Mel Cooke, Gleaner Writer
Today, there are two Tata Nano motor cars in Jamaica. By Friday, there should be 10 more of what has been touted as the world's cheapest new car in the island. And by December 15 Joe Ferreira, director of new markets for Nano importers Metis Motors, hopes to begin handing over the cars to customers.
By February 2013, he said, "we should start building up stock".
However, despite reporting strong interest in some quarters, especially from organisations with large fleets which have to navigate heavy traffic, Ferreira knows that he will have to overcome some purchaser resistance. "A lot of people are skeptical, will always love bigger and better. I hear people complain it does not have a nose," he said.
But it is in that very truncated bonnet where the Tata Nano pins its greatest hopes of winning over a Jamaican public which must balance its love of flash, features and fast with high - and often rising - gas prices. The rear-engined Nano takes in its fuel at the front, then miserly sips it to return a loudly and proudly claimed 60 miles per gallon, or 26 kilometres per litre.
Another gas claim is emblazoned on the orange Tata Nano which, along with a white model, heralds the hoped for Tata takeover of the mini people-mover market. Ferreira told Automotives that not only was he at the wheel when the Nano did the Kingston to Montego Bay journey on $820 fuel, but he was pushing the car hard as well, getting traffic tickets in the process.
Ferreira said he will be bringing in only the top-level Nano, which comes with a Boss radio with options for better speakers, possible upgrades including Bluetooth and a DVD player. The 635 pound, four-door vehicle is powered by a two-cylinder, 625cc engine, Ferreira quick to point out the spacious rear seating, high roofline and just over eight inches of ground clearance. The Nano has central locking and the two front windows are powered, but the steering is manual.
In terms of innovation, Ferreira pointed to the 31 patents which the Tata Nano boasts.
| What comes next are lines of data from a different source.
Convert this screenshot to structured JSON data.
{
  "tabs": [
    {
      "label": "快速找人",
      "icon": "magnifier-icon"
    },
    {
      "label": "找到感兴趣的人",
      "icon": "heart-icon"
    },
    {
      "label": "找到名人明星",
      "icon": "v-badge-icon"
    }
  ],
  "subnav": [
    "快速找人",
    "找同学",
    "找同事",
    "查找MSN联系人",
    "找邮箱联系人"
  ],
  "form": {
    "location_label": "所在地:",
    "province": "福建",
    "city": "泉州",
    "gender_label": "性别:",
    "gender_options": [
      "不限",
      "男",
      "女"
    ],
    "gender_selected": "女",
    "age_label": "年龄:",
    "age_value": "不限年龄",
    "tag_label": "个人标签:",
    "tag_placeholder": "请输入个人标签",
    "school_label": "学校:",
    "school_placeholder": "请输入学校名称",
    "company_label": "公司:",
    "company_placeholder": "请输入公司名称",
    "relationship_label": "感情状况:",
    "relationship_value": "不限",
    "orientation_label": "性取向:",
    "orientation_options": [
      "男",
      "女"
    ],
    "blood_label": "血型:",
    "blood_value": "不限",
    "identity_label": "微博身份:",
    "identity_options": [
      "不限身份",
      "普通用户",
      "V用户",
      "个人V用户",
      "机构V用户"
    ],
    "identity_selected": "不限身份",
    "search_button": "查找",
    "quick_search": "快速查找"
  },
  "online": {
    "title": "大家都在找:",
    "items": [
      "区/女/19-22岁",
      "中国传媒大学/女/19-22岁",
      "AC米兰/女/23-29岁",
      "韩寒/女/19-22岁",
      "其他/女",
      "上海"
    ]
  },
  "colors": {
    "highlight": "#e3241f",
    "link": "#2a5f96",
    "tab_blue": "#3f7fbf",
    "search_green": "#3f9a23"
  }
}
Initially, the Brazilian by birth said, the Nano should have been introduced to the Dominican Republic first. However, due to social instability there Jamaica was chosen for the Nano's Caribbean debut. He said Trinidad and the Dominican Republic - not necessarily in that order - will get the Nano next.
He points out that in terms of units, Nano sales in the Caribbean market are negligible to Tata, which is seeing great returns in home country India. However, part of his pitch was that as tourism is strong in the region, there is potential for the car to be exposed to people from all over the world.
Introducing a car to the market is one thing. Ensuring that it can be maintained is another. Ferreira said "we are following the new laws. We must bring in 10 per cent (of the number of individual cars imported) worth of parts and keep in stock". He is using a model of teaming up with garages at major urban centres across the island to service the Nano, starting with Fenton's Garage in St Andrew. He named two other major garages which are about to sign on to the project.
The Tata Nano comes with a 25,000 kilometre or two-year warranty, whichever comes first, and sells for $940,000, a discount programme depending on the payment arrangement bringing the price down to $893,000.00. Financing is available through some institutions, Ferreria conceding that there are some organisations which will not take on the Nano.
And working out one possibility for monthly payments, Ferreira said, "At $14,000, it brings the Nano to the lives of people who would never own a car."